Embarrassing story time. Ready?
The first time I rode a roller coaster I wet my pants. I was 8, and scared, and begged my father to have them stop the train and turn around the minute it left the loading dock. But, of course, it was too late because the train had literally left the station…there was no turning back.
My body found a way to express the way my insides were feeling at the moment. Terror had seized me, and if I thought I could have survived it, I would have crawled right out of that car.
That first hill…you know, that hill on the roller coaster that gives you enough momentum to complete the other hills…scared me beyond belief. I closed my eyes tightly and held on tightly. And they didn’t open again until I hit the station.
Until I knew I had survived.
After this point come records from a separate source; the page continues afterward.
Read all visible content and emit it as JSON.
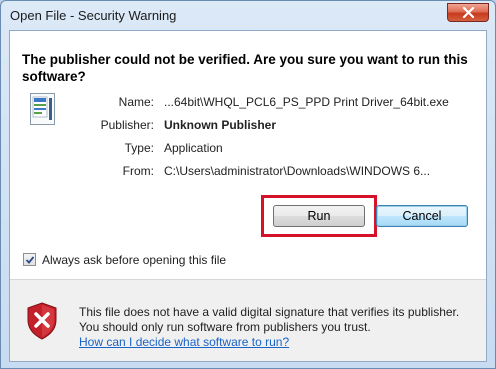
{
  "window": {
    "title": "Open File - Security Warning"
  },
  "heading": "The publisher could not be verified.  Are you sure you want to run this software?",
  "info": {
    "name_label": "Name:",
    "name_value": "...64bit\\WHQL_PCL6_PS_PPD Print Driver_64bit.exe",
    "publisher_label": "Publisher:",
    "publisher_value": "Unknown Publisher",
    "type_label": "Type:",
    "type_value": "Application",
    "from_label": "From:",
    "from_value": "C:\\Users\\administrator\\Downloads\\WINDOWS 6..."
  },
  "buttons": {
    "run": "Run",
    "cancel": "Cancel"
  },
  "checkbox": {
    "label": "Always ask before opening this file",
    "checked": true
  },
  "warning": {
    "text": "This file does not have a valid digital signature that verifies its publisher.  You should only run software from publishers you trust.",
    "link": "How can I decide what software to run?"
  },
  "colors": {
    "highlight": "#d6112a",
    "link": "#1a63c7",
    "shield": "#c4202a"
  },
  "icons": {
    "close": "close-icon",
    "file": "application-file-icon",
    "checkmark": "checkmark-icon",
    "shield": "security-shield-error-icon"
  }
}
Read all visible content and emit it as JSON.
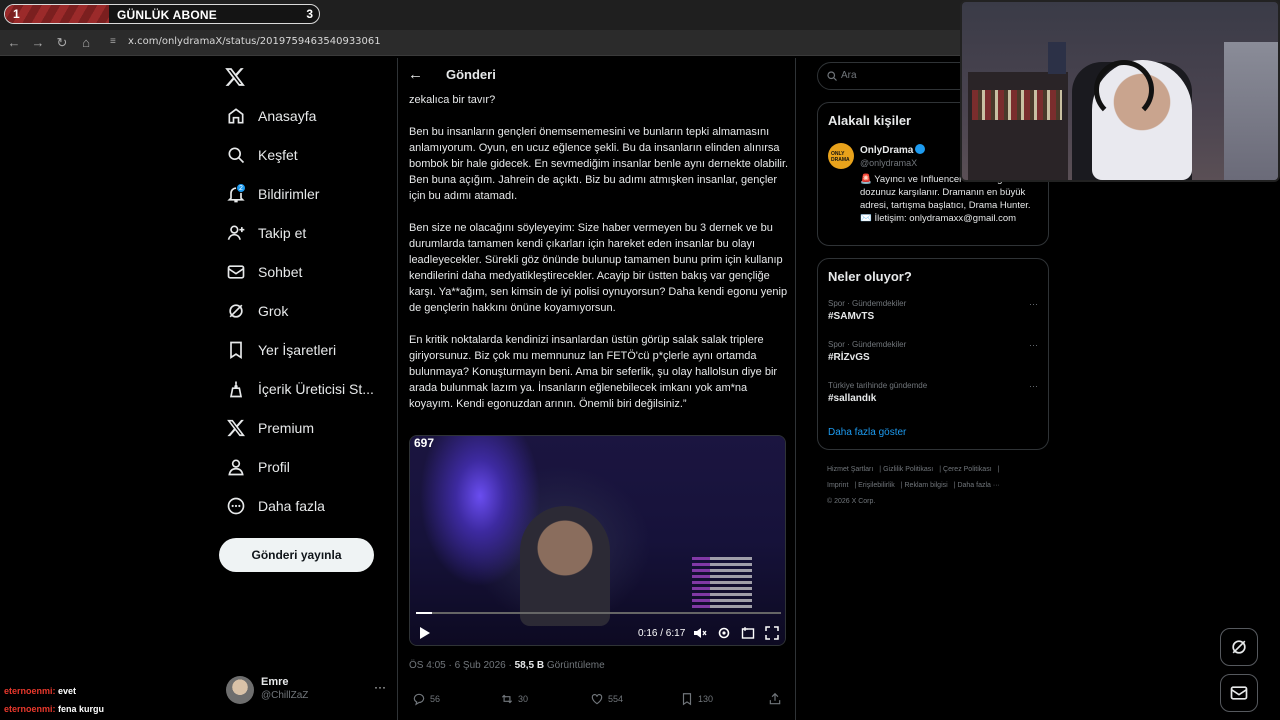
{
  "stream_goal": {
    "left_count": "1",
    "title": "GÜNLÜK ABONE",
    "right_count": "3",
    "progress": 0.33
  },
  "browser": {
    "url": "x.com/onlydramaX/status/2019759463540933061"
  },
  "nav": {
    "items": [
      {
        "label": "Anasayfa",
        "icon": "home-icon"
      },
      {
        "label": "Keşfet",
        "icon": "search-icon"
      },
      {
        "label": "Bildirimler",
        "icon": "bell-icon",
        "badge": "2"
      },
      {
        "label": "Takip et",
        "icon": "add-user-icon"
      },
      {
        "label": "Sohbet",
        "icon": "mail-icon"
      },
      {
        "label": "Grok",
        "icon": "grok-icon"
      },
      {
        "label": "Yer İşaretleri",
        "icon": "bookmark-icon"
      },
      {
        "label": "İçerik Üreticisi St...",
        "icon": "creator-icon"
      },
      {
        "label": "Premium",
        "icon": "x-logo-icon"
      },
      {
        "label": "Profil",
        "icon": "profile-icon"
      },
      {
        "label": "Daha fazla",
        "icon": "more-circle-icon"
      }
    ],
    "post_button": "Gönderi yayınla",
    "account": {
      "name": "Emre",
      "handle": "@ChillZaZ",
      "more": "···"
    }
  },
  "main": {
    "title": "Gönderi",
    "paragraphs": [
      "zekalıca bir tavır?",
      "Ben bu insanların gençleri önemsememesini ve bunların tepki almamasını anlamıyorum. Oyun, en ucuz eğlence şekli. Bu da insanların elinden alınırsa bombok bir hale gidecek. En sevmediğim insanlar benle aynı dernekte olabilir. Ben buna açığım. Jahrein de açıktı. Biz bu adımı atmışken insanlar, gençler için bu adımı atamadı.",
      "Ben size ne olacağını söyleyeyim: Size haber vermeyen bu 3 dernek ve bu durumlarda tamamen kendi çıkarları için hareket eden insanlar bu olayı leadleyecekler. Sürekli göz önünde bulunup tamamen bunu prim için kullanıp kendilerini daha medyatikleştirecekler. Acayip bir üstten bakış var gençliğe karşı. Ya**ağım, sen kimsin de iyi polisi oynuyorsun? Daha kendi egonu yenip de gençlerin hakkını önüne koyamıyorsun.",
      "En kritik noktalarda kendinizi insanlardan üstün görüp salak salak triplere giriyorsunuz. Biz çok mu memnunuz lan FETÖ'cü p*çlerle aynı ortamda bulunmaya? Konuşturmayın beni. Ama bir seferlik, şu olay hallolsun diye bir arada bulunmak lazım ya. İnsanların eğlenebilecek imkanı yok am*na koyayım. Kendi egonuzdan arının. Önemli biri değilsiniz.”"
    ],
    "video": {
      "overlay_count": "697",
      "time": "0:16 / 6:17",
      "progress": 0.043
    },
    "meta": {
      "time": "ÖS 4:05 · 6 Şub 2026 · ",
      "views": "58,5 B",
      "views_label": " Görüntüleme"
    },
    "actions": {
      "replies": "56",
      "reposts": "30",
      "likes": "554",
      "bookmarks": "130"
    }
  },
  "sidebar": {
    "search_placeholder": "Ara",
    "related": {
      "title": "Alakalı kişiler",
      "name": "OnlyDrama",
      "handle": "@onlydramaX",
      "avatar_text": "ONLY DRAMA",
      "bio": "🚨 Yayıncı ve Influencer d... Kavga dozunuz karşılanır. Dramanın en büyük adresi, tartışma başlatıcı, Drama Hunter. ✉️ İletişim: onlydramaxx@gmail.com"
    },
    "trends": {
      "title": "Neler oluyor?",
      "items": [
        {
          "category": "Spor · Gündemdekiler",
          "name": "#SAMvTS"
        },
        {
          "category": "Spor · Gündemdekiler",
          "name": "#RİZvGS"
        },
        {
          "category": "Türkiye tarihinde gündemde",
          "name": "#sallandık"
        }
      ],
      "more_glyph": "···",
      "show_more": "Daha fazla göster"
    },
    "footer": {
      "links": [
        "Hizmet Şartları",
        "Gizlilik Politikası",
        "Çerez Politikası",
        "Imprint",
        "Erişilebilirlik",
        "Reklam bilgisi",
        "Daha fazla ···"
      ],
      "copyright": "© 2026 X Corp."
    }
  },
  "chat": [
    {
      "user": "eternoenmi:",
      "text": " evet"
    },
    {
      "user": "eternoenmi:",
      "text": " fena kurgu"
    }
  ],
  "colors": {
    "accent": "#1d9bf0",
    "border": "#2f3336",
    "muted": "#71767b",
    "goal_fill": "#9b2a2a"
  }
}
But, of course, I had to ride it again because a) it was fun and b) in my fear I had missed the whole thing!
On my first roller coaster experience, I thought the main characters were me, my father, and the coaster. But I was wrong. The main character in that story was fear.
In fact, I’d say that fear is the main character in many of our stories in life, though they often aren’t named in the credits.
The same could be said in this week’s Gospel lesson. Our November texts are tough texts that talk about beginnings and endings, apocalyptic parables that, if we’re not careful in our reading, could give us the impression that God intends doom and gloom for humanity (and many so-called Christians have said as much over the years).
But that’s not the God we see in Jesus, so that can’t be the God we see in Jesus’ stories, right?
This week’s lesson, the “Parable of the Talents,” is especially rough (click on it to read it). Go ahead and give it a read. I’ll wait.
It’s a tough tale, especially that last line about taking from those who have so little. How are we to interpret this?
Well, perhaps that’s the wrong question, disciple. Maybe we let the parable do its work on us instead of thinking we have to do all the work.
Because this is what I’ll say about the different servants: they’re each me, depending on the situation. And probably you, too.
And the difference between them isn’t their status or education. The difference between the slaves isn’t their trustworthiness, either…the master trusts them all (even though they are trusted with different amounts).
The difference between them all is the assumptions they bring to the task; the fear they bring along with them.
That last slave, entrusted with that single talent, assumes that the giver is wrathful, vengeful, out to take what is not theirs. They lead not with their task, but with their fear.
They are afraid of it all.
And so they miss everything about the task because the fear overwhelms them. The most they can do is just bury the whole thing and pray it’ll be enough to get them through it all.
But by burying it they get the same result as if they’d never been given it at all. So why should the giver bother to give the task in the first place?
In closing my eyes through the whole roller-coaster ride, I missed it all. My assumptions about the whole thing, my fear of the whole thing, left me incapacitated, buried too deeply in myself that I didn’t really experience it.
That’s what fear does: it makes us hole up, bury ourselves to the point that we might as well not even have the opportunity to do whatever task is at hand, whatever experience is in front of us.
We balk at the last line of this parable, about how even the little bit that is given to those with the least will be taken away from them. But isn’t there a deep truth about fear here?
Because fear that isn’t fought will absolutely take even the last bit of yourself from you.
God has not created us to be holed up in ourselves. We have been given gifts to use and share in this world, a peace that passes all understanding (if we’ll tap into it).
And believe me: fear is real. I know this. We can sometimes be so afraid that we wet ourselves, literally and figuratively. We can sometimes be so afraid that we run to weapons or strategies or lock our doors and hide like those talents buried in the field.
But that’s not what God has called us to, Beloved. You can’t outrun, outhide, outsmart, or outdo fear, because fear comes from the inside, not the outside.
If November in the church year says anything to us it tells us that, despite whatever we’re afraid of and the internal fear and assumptions it produces in life, we must keep our eyes open! Because God is showing up, and opportunity is always present, and we will miss it if we let fear be the main character in our witness.
And so often it is the main character and we miss it. Fear has a crafty way of disguising itself like other things. We must stay awake (unlike those tired bridesmaids last week). We must set aside our assumptions and work off of courageous faith, even in the face of fear.
The main character in this parable isn’t the angry giver or the servants, it is fear.
And what about your story? Who is the main character? Because here’s the secret that fear won’t tell you: you will survive.
So let go of your assumptions and invest in the life God has given you.
See you in church.